Too good to leave: Ned Hanigan, left, and Andrew Deegan on the balcony of their new student accommodation at the University of NSW in Kensington. Photo: Fiona Morris
In Sydney's east, there is a hidden town that boasts tapas and wine bars, late-night cafes, a supermarket, medical services, free Wi-Fi for all residents and - just like any town - a post office.
Its population also dwarfs many country towns.
Students want '21 meals a week ... [and] and ensuite'.
The town is student accommodation at the University of NSW.
In four years, the university has doubled the number of beds in its student accommodation. It will now house 4600 students, including more than 900 new beds opening this year.
Tens of thousands of first-year students will leave home and move in to university accommodation this week in time for the annual orientation week and the new academic year.
The University of Sydney is also expanding its student accommodation, and will refurbish the abandoned Queen Mary Building near the Royal Prince Alfred Hospital in Camperdown to provide affordable housing for about 800 students.
The university bought the vacant building from the state government last year for $27 million.
Research shows students who live on campus achieve better marks than those who live at home or in a share house.
University Colleges Australia, a body which promotes college living, measured the marks of students living on campus at leading institutions, including the University of Melbourne, the Australian National University and the University of Queensland.
It found that students living in colleges consistently achieved ''well above university pass rates'', as they had more support from peers and tutors and felt more engaged in the university.
Student accommodation is big business for universities and private operators. Figures from UNSW show that a student who lives on campus pays about $375 a week, compared with about $250 in a shared house or $430 in a one-bedroom unit.
It is not only international students who embrace living on campus.

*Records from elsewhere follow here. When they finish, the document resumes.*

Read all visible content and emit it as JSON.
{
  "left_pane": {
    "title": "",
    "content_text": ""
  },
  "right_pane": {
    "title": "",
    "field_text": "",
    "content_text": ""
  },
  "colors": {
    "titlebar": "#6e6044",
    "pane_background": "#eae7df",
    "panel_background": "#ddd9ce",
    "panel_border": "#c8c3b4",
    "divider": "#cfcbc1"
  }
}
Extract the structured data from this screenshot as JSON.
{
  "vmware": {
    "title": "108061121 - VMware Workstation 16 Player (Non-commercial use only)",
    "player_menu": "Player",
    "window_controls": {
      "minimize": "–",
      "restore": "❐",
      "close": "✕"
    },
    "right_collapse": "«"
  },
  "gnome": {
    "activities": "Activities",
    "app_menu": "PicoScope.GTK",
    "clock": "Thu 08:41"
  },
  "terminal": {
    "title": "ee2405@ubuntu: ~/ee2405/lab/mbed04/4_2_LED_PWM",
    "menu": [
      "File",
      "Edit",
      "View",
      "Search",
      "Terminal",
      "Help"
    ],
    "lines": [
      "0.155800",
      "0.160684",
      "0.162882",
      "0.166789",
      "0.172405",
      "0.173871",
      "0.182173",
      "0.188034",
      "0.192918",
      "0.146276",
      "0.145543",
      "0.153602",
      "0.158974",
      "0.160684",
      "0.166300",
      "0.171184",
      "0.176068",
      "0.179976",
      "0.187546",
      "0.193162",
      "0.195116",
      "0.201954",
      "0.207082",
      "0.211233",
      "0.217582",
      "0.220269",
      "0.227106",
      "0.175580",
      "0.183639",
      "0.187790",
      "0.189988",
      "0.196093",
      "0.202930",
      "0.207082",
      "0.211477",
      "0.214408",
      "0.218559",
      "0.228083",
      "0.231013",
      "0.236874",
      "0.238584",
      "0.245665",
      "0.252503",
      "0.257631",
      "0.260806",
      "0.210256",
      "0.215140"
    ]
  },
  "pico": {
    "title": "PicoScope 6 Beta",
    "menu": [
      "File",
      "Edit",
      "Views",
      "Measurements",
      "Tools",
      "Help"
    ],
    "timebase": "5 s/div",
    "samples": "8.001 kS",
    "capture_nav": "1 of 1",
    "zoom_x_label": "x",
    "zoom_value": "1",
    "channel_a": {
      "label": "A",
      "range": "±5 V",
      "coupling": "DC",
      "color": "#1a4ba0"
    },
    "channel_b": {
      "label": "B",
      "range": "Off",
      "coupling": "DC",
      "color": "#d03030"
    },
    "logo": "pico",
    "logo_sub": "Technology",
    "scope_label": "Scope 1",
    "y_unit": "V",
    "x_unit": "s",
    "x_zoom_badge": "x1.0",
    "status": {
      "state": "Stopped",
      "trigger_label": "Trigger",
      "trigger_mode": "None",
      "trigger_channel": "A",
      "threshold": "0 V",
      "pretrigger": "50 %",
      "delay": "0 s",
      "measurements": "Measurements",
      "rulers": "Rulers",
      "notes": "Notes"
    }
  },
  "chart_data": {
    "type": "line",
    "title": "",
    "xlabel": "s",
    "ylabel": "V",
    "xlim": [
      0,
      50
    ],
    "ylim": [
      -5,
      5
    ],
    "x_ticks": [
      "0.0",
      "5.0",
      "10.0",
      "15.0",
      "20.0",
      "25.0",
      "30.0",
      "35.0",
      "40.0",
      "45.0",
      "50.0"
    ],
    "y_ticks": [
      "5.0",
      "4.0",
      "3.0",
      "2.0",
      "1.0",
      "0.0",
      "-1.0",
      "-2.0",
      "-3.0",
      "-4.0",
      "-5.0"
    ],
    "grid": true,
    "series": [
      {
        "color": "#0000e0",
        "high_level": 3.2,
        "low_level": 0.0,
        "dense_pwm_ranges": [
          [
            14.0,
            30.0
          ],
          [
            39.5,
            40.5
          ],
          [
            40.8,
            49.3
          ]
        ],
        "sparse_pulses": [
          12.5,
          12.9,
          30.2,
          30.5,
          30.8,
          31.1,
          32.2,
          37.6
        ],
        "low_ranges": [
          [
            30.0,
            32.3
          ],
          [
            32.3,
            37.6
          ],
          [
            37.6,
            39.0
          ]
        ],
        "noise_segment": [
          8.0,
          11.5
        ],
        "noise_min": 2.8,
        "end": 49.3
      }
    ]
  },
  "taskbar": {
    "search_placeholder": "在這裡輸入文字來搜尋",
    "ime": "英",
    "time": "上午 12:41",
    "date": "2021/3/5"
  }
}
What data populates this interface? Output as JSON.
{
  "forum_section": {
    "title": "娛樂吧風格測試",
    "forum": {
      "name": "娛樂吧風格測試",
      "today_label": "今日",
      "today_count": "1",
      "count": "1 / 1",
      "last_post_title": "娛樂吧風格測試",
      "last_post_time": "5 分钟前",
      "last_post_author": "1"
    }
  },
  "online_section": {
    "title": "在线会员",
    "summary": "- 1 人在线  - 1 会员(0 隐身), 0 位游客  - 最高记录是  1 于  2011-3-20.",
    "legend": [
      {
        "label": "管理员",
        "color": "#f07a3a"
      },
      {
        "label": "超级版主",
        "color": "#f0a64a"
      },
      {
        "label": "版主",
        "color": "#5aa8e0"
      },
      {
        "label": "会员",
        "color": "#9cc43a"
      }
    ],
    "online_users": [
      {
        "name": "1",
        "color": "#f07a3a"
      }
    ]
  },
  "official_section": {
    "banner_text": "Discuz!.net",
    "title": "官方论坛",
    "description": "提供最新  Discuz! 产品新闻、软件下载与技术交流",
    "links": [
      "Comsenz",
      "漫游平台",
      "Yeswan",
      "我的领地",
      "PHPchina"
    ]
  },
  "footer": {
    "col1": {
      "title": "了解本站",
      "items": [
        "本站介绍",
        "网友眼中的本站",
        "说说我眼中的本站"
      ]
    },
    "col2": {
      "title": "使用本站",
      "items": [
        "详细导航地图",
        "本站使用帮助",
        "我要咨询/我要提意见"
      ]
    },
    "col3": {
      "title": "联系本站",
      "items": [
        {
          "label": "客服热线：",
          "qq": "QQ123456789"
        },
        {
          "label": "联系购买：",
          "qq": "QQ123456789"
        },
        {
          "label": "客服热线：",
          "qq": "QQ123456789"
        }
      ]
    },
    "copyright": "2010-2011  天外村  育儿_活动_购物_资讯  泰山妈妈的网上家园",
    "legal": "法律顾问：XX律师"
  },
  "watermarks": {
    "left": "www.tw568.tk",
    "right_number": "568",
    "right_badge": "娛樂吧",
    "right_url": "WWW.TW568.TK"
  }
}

Ned Hanigan has left the NSW central west town of Coonamble for UNSW's Goldstein College while Andrew Deegan has moved across the city from Roseville. Both boys are on partial scholarships from the Randwick Rugby Club.
Mr Hanigan, 18, will study science while Mr Deegan, 18, is doing a commerce degree. They are both used to living away from home as high-school boarders and wanted to live on campus for the convenience.
''It'll cut the commute down. I didn't want to have to come from Chatswood over the bridge to Randwick,'' Mr Deegan said.
UNSW vice-president of student services Neil Morris said student expectations had changed and they increasingly wanted somewhere ''slick, 21 meals a week, nice and modern with an ensuite in a single room''.
''Students and parents told us that they could find a party on campus, they didn't need it in their room,'' he said.